Watch out! There is one button that can undo all this good work.
All-in-one scanner printer copiers often have “quick scan” buttons on the front. One of these buttons is the “email” icon or “email scan” button. It is this button that causes the main problem when sending a high-resolution scan. You can spend some time fiddling with settings, changing DPI and then quite intuitively press the button to email your new scan.
Alas, this button undoes what you just did. Now your scanner will change all the settings back to the email default of a low-resolution scan. Before you scan, you need to select the type of scan you want to make and more often than not, you need to instigate the scan from the scanner software, not the buttons on the front. This does mean you will have to install the software that came with your scanner.
7. A good scan will have low file compression.

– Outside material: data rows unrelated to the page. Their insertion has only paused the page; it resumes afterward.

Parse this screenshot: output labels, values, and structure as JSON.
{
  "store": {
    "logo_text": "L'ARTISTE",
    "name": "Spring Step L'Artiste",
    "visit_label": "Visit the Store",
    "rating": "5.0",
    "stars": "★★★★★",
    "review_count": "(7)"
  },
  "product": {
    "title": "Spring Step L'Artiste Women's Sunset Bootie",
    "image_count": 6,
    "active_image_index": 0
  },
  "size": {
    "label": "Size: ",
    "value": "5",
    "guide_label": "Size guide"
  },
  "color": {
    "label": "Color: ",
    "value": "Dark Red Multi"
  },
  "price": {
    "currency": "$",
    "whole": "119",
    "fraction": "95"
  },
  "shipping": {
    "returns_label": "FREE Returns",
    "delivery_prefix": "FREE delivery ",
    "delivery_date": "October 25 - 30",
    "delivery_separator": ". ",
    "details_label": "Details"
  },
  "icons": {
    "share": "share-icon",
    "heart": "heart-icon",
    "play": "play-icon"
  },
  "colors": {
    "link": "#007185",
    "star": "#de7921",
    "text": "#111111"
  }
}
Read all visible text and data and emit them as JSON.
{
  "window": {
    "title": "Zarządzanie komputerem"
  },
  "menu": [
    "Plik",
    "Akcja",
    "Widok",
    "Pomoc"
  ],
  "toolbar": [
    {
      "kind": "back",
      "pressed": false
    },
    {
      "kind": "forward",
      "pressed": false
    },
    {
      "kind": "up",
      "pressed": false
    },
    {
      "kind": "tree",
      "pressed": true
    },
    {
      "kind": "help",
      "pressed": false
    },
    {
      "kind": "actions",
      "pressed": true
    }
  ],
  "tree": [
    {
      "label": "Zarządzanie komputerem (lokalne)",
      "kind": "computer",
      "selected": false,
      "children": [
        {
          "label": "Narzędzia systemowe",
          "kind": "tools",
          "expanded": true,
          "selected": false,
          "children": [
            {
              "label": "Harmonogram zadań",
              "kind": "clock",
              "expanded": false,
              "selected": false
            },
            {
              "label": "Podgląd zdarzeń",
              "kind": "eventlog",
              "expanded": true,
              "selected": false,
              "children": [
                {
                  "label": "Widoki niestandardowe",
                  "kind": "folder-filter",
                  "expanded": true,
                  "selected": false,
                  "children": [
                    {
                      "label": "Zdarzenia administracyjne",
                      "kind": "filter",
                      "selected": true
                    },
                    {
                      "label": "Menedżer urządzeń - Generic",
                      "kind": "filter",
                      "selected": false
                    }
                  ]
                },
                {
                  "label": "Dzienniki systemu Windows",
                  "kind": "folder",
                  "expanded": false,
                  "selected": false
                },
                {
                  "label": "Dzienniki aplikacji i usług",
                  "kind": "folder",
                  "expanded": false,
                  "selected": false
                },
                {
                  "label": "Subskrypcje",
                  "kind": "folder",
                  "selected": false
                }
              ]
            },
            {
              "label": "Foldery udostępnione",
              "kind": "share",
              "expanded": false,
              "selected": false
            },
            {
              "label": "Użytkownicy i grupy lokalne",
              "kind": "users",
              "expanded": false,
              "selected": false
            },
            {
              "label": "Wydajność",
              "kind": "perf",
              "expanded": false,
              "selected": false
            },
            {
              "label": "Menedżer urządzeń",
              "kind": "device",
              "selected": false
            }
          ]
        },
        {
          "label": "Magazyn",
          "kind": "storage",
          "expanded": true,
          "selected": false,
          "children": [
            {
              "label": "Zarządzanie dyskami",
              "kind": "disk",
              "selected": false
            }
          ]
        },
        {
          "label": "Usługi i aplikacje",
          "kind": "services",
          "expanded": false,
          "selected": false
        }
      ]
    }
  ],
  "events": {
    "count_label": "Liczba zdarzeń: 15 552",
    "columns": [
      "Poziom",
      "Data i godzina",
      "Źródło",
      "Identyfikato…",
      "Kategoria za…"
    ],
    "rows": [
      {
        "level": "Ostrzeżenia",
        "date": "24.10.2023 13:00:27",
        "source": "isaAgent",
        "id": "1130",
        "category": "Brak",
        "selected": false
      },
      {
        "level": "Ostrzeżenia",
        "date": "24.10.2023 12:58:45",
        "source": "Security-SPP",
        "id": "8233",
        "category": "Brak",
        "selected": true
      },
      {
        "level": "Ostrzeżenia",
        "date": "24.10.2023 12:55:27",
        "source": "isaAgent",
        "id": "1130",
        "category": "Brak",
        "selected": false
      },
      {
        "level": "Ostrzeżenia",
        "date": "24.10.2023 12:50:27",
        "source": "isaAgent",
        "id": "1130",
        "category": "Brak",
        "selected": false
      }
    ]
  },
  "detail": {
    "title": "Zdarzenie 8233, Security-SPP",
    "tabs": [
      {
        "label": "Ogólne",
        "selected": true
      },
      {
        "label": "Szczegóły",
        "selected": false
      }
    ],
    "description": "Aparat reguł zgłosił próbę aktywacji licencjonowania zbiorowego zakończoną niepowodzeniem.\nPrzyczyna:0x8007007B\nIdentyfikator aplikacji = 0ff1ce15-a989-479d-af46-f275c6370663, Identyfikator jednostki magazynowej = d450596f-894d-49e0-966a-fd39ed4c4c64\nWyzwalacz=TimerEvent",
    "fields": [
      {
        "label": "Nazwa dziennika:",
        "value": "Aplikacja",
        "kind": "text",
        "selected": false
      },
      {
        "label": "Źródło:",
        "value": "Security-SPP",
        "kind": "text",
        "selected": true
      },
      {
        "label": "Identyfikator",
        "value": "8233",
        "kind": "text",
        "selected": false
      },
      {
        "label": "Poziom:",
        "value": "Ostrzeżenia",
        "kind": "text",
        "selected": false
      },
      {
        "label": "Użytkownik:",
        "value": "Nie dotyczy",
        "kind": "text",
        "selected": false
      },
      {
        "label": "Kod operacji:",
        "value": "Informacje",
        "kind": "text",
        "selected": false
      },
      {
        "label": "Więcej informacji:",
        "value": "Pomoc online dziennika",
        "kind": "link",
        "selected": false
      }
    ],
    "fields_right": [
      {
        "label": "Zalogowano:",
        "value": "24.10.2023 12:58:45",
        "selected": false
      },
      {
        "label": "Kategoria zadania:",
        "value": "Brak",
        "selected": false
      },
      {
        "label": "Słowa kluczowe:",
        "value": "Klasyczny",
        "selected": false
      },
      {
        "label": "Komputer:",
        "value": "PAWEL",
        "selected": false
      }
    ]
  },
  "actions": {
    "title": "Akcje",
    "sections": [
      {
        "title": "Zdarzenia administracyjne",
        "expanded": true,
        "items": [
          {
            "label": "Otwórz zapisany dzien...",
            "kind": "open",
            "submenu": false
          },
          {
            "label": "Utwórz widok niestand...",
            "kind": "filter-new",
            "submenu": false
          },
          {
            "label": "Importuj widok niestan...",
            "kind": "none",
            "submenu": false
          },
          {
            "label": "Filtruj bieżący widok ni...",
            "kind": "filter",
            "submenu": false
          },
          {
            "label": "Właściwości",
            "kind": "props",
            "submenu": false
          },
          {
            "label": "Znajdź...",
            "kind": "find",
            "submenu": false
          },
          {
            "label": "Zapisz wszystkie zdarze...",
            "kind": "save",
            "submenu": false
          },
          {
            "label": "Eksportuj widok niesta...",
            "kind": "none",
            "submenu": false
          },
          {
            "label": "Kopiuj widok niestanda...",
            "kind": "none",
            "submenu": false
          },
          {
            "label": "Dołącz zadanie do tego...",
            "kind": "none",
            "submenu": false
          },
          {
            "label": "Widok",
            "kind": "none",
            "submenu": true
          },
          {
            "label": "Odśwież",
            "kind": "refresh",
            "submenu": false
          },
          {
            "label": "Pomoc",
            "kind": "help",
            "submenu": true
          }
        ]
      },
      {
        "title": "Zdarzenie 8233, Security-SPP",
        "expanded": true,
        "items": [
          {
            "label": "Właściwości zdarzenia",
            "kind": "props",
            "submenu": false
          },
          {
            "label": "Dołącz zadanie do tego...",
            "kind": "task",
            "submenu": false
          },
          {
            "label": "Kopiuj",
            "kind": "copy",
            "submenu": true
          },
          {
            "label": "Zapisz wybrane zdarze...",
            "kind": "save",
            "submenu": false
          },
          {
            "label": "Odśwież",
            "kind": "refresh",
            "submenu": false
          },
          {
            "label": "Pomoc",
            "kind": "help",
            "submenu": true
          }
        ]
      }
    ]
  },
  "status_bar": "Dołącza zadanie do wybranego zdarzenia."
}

When you have the software installed you can also get access to the Saving options. Once we have set our scanner to a good resolution and in colour, we need to ensure that the saving of the file produced is not highly compressed. Saving with high compression just undoes all the work we put in changing the resolution. Saving as a PDF is a big “NO” when it comes to good files for photo restoration.
You can access the save options from the scanner settings menu. I have managed to find a few of the more popular menus simply by asking Google. Just enter “changing scanner settings X” where “X” is your scanner make and model. The samples are below.
t seems that HP is very vague with their information and you’ll have to go deeper into the menus.
Canon are not so hard to find.
Epson save settings.
From these menus, you should be able to change the compression level and the file type. We are looking for a low compression (which means a big file with lost of data) JPG or a TIFF file that has no compression.
If this is done from within the scanning utility rather than the scanning buttons, you should get full control over your scan including where to save it. When the “start” or “scan” is initiated, the scanner and software will work together to save your correct DPI, low compression, colour scan, in your designated folder. All you need to then is to “attach” it to an email. Do not “embed” the file into the email by dragging and dropping it. This can complicate the saving at the other end. Always “attach” the file so it can be simply saved at the recipient’s end.
Now you have your great scan you will need to send it to me. you can do this via the “upload” page.
Scanning is a gnarly topic so if you have any questions about the 7 steps to a better scan, ill try to answer where I can or you could stop by my page about all things related to scanning, the “scanning guide“.